It’s been over four months since the Covid-19 pandemic first affected the safari industry in Botswana and the rest of Africa. Mashatu Lodge and the Tent Camp have been closed to guests since then, and the opening of our new Mashatu Euphorbia Villas has been put on hold.
But rest assured that we at Mashatu are doing all we can to protect and conserve this magical wilderness area, in anticipation of our guests returning. Nature of course, needs little help, and is well adapted to looking after itself.
While most of the world is in lockdown, we share some of nature’s secrets to keeping an ecosystem healthy.
Leopards are not picky eaters. When food is scarce, leopards will hunt less desirable, but more abundant prey. This flexibility enables leopards to thrive in a variety of ecological settings, adapting its taste buds and hunting techniques to match whatever food sources are available to that particular region.
Personal Protective Equipment
Mud is the PPE of the bush. Wallowing in mud not only acts as a cooling method by reducing body temperature, but also acts as an insect repellent, protection against sunburn and to provide relief from biting insects.
Big cats are designed by nature to expend large amounts of energy over short periods of time. To preserve their energy for hunting, catching and killing their prey, cats in the wild spend most of their time sleeping. On average lions will sleep 16-20 hours a day, this rest is vital for their survival.
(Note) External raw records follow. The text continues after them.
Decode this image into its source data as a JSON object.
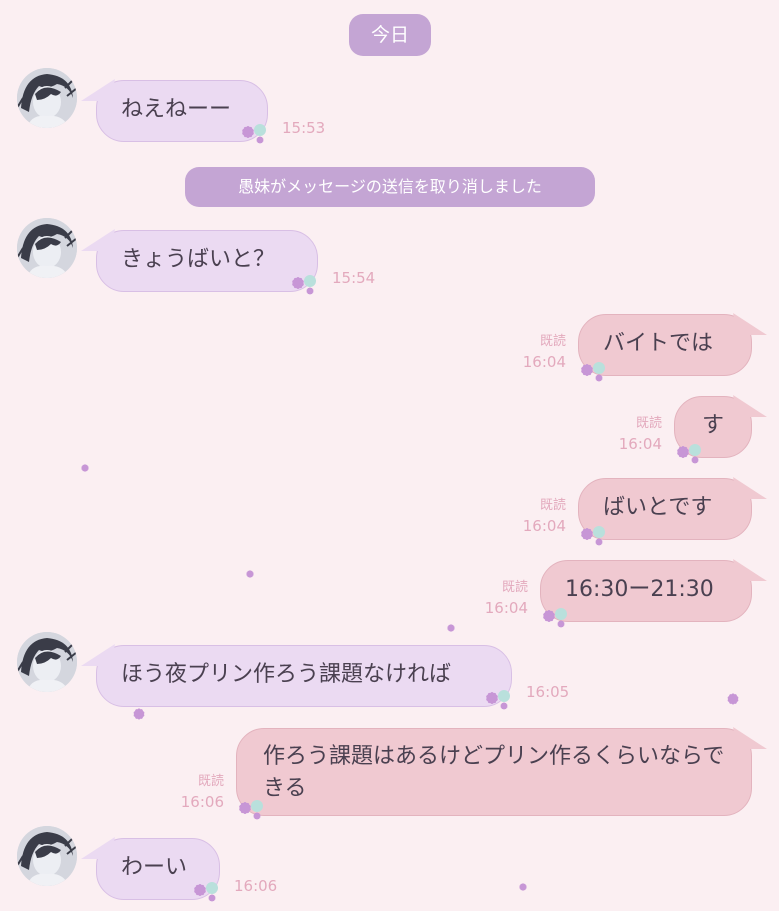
{
  "date_label": "今日",
  "system_message": "愚妹がメッセージの送信を取り消しました",
  "read_label": "既読",
  "colors": {
    "background": "#fbeff2",
    "incoming_bubble": "#ebdaf2",
    "outgoing_bubble": "#f0c9d1",
    "pill": "#c4a5d4",
    "timestamp": "#e3a9bd"
  },
  "messages": [
    {
      "side": "in",
      "text": "ねえねーー",
      "time": "15:53"
    },
    {
      "side": "in",
      "text": "きょうばいと？",
      "time": "15:54"
    },
    {
      "side": "out",
      "text": "バイトでは",
      "time": "16:04"
    },
    {
      "side": "out",
      "text": "す",
      "time": "16:04"
    },
    {
      "side": "out",
      "text": "ばいとです",
      "time": "16:04"
    },
    {
      "side": "out",
      "text": "16:30ー21:30",
      "time": "16:04"
    },
    {
      "side": "in",
      "text": "ほう夜プリン作ろう課題なければ",
      "time": "16:05"
    },
    {
      "side": "out",
      "text": "作ろう課題はあるけどプリン作るくらいならできる",
      "time": "16:06"
    },
    {
      "side": "in",
      "text": "わーい",
      "time": "16:06"
    }
  ]
}
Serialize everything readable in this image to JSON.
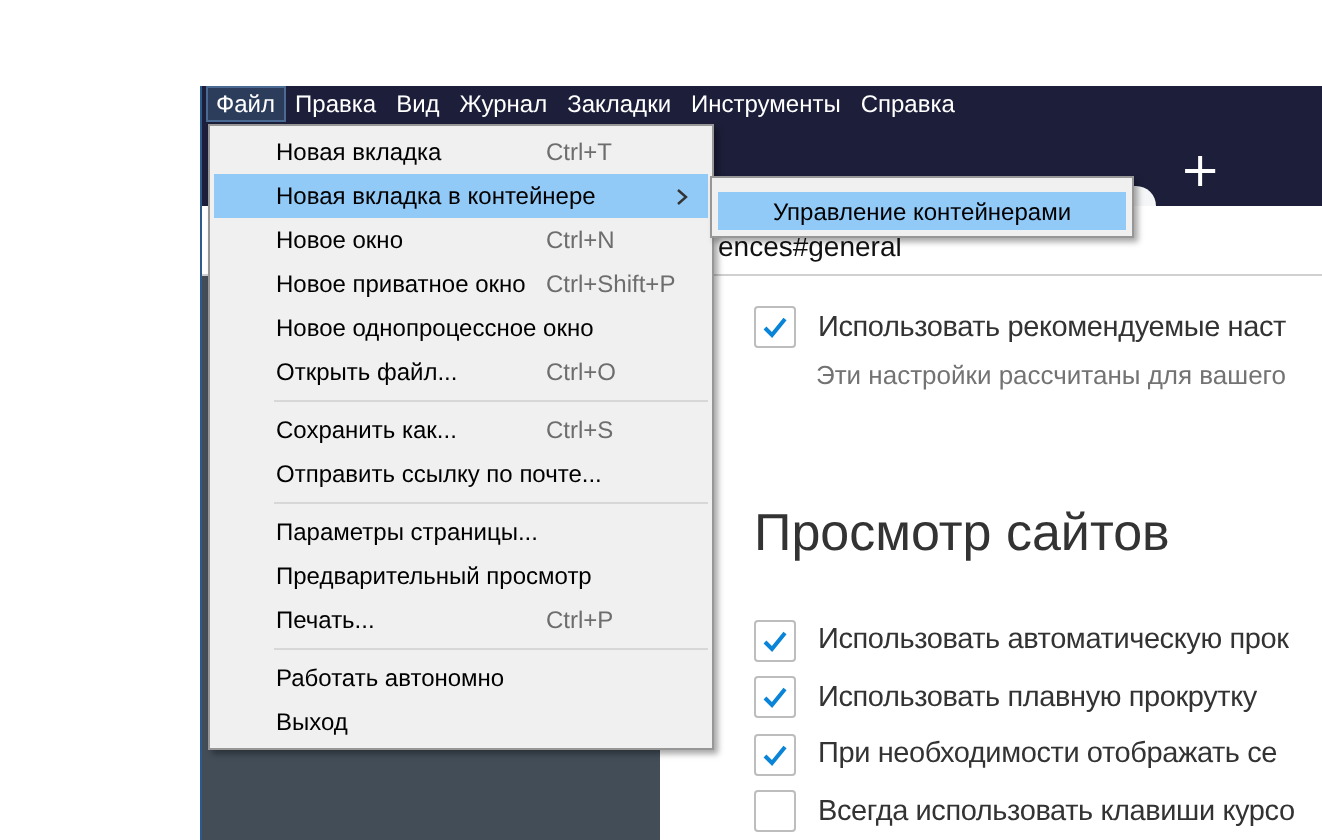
{
  "menubar": [
    {
      "label": "Файл",
      "selected": true
    },
    {
      "label": "Правка",
      "selected": false
    },
    {
      "label": "Вид",
      "selected": false
    },
    {
      "label": "Журнал",
      "selected": false
    },
    {
      "label": "Закладки",
      "selected": false
    },
    {
      "label": "Инструменты",
      "selected": false
    },
    {
      "label": "Справка",
      "selected": false
    }
  ],
  "file_menu": {
    "groups": [
      [
        {
          "label": "Новая вкладка",
          "shortcut": "Ctrl+T",
          "selected": false,
          "submenu": false
        },
        {
          "label": "Новая вкладка в контейнере",
          "selected": true,
          "submenu": true
        },
        {
          "label": "Новое окно",
          "shortcut": "Ctrl+N",
          "selected": false,
          "submenu": false
        },
        {
          "label": "Новое приватное окно",
          "shortcut": "Ctrl+Shift+P",
          "selected": false,
          "submenu": false
        },
        {
          "label": "Новое однопроцессное окно",
          "selected": false,
          "submenu": false
        },
        {
          "label": "Открыть файл...",
          "shortcut": "Ctrl+O",
          "selected": false,
          "submenu": false
        }
      ],
      [
        {
          "label": "Сохранить как...",
          "shortcut": "Ctrl+S",
          "selected": false,
          "submenu": false
        },
        {
          "label": "Отправить ссылку по почте...",
          "selected": false,
          "submenu": false
        }
      ],
      [
        {
          "label": "Параметры страницы...",
          "selected": false,
          "submenu": false
        },
        {
          "label": "Предварительный просмотр",
          "selected": false,
          "submenu": false
        },
        {
          "label": "Печать...",
          "shortcut": "Ctrl+P",
          "selected": false,
          "submenu": false
        }
      ],
      [
        {
          "label": "Работать автономно",
          "selected": false,
          "submenu": false
        },
        {
          "label": "Выход",
          "selected": false,
          "submenu": false
        }
      ]
    ]
  },
  "submenu": {
    "items": [
      {
        "label": "Управление контейнерами",
        "selected": true
      }
    ]
  },
  "tab_strip": {
    "new_tab_button": "+"
  },
  "address_bar": {
    "value": "ences#general"
  },
  "content": {
    "top_option": {
      "label": "Использовать рекомендуемые наст",
      "checked": true,
      "description": "Эти настройки рассчитаны для вашего"
    },
    "section_title": "Просмотр сайтов",
    "options": [
      {
        "label": "Использовать автоматическую прок",
        "checked": true
      },
      {
        "label": "Использовать плавную прокрутку",
        "checked": true
      },
      {
        "label": "При необходимости отображать се",
        "checked": true
      },
      {
        "label": "Всегда использовать клавиши курсо",
        "checked": false
      }
    ]
  }
}
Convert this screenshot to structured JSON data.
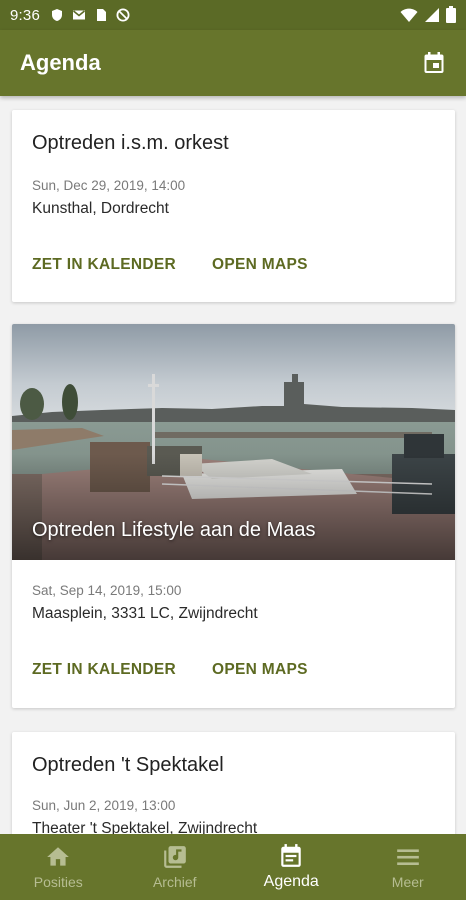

The Safety of Being at Home
Many species in the wild make use of safe places for protection, whether built themselves such as bird’s nests, or finding existing places which offer safety and shelter, such as cavities in trees. Of course, there’s also the tortoise, with one of nature’s ingenious designs, allowing them to carry their home wherever they go.
Bathing is an important part of feather maintenance for most bird species. Feathers are a bird’s lifeline: they insulate, waterproof and, of course, provide the power of flight. Dampening the feathers loosens the dirt and makes their feathers easier to preen. A good bath keeps those precious feathers in the best condition possible for as long as possible.
Death comes to all and it is no different in the wild. It does not take long for the bodies of animals and remains of kills to start to decompose but thanks to vultures, jackals and hyenas the carcasses disappear within no time, eliminating the risk of disease outbreak.
Mashatu is taking the lead from our wildlife and all these health and hygiene secrets have become paramount to life on safari with us. We cannot wait to welcome our guests back!
Images and text by Janet Kleyn.